Meanwhile, Kayla Lake from California said she got used to Vietnamese foods since she was young, as she has lived in a neighborhood with some Vietnamese people.
That is why she was eager to learn how to cook a Vietnamese dish.
However, the young woman was surprised when she came to Vietnam and discovered the diversity of foods after she were shown more than 10 different types of noodle.
Also joining the class, Korean Jay Park and his wife were impressed with the amount of vegetables, especially herbs, used for the canh chua.
“This is the first time I’ve cooked this and I’ve realized that in only a short time, we could still make such a dish with rich flavors,” Jay said.
M.O.M. Cooking Class founder Nguyen Dinh Le Hoa said besides explaining the ingredients that Vietnamese often use, his cooking classes also offer a “modern” version of each dish when showing his learners the way to replace some Vietnamese ingredients they might not find back home.

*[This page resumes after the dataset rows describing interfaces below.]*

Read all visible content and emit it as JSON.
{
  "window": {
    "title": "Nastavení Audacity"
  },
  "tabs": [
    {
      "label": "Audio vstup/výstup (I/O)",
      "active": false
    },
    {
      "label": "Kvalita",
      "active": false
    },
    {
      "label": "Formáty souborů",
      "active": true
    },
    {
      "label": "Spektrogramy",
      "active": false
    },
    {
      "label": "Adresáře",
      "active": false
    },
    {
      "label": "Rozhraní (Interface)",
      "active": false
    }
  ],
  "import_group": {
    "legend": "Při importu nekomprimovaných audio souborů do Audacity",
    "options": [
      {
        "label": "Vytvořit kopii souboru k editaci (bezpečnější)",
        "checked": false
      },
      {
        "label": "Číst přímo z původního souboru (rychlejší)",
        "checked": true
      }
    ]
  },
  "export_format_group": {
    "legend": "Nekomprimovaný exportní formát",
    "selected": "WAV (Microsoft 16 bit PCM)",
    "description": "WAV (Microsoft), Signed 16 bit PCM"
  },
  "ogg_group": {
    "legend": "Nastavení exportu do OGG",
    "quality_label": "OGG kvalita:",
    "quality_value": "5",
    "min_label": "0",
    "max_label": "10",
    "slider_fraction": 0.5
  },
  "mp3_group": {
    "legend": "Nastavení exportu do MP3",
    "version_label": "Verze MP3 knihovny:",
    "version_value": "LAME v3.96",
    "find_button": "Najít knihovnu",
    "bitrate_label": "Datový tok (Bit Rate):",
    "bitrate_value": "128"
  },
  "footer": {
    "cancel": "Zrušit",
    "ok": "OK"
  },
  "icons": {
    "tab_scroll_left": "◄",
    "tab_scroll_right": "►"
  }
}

One of the oldest cooking classes for foreigners in Ho Chi Minh City, the Vietnam Cookery Center in District 1 was where American Miriam Guzman and her fiancé came to learn to cook phở bò, cuốn diếp (mustard green rolls) and gà kho (stewed chicken).
Before carefully putting all the spices into her clay pot of chicken, Guzman and her fiancé Gaurav Ajmani tried to tie their rolls with boiled scallions.
Guzman said food was one of the main reasons that urged the couple to visit Vietnam, adding that they love foodstuffs of diverse flavors and vegetables so Vietnamese dishes became their top choice.
According to Le Dang Khanh Linh, a representative of the Vietnam Cookery Center, the class menus are designed to showcase the diversity of Vietnamese cuisine through the foods from north to south.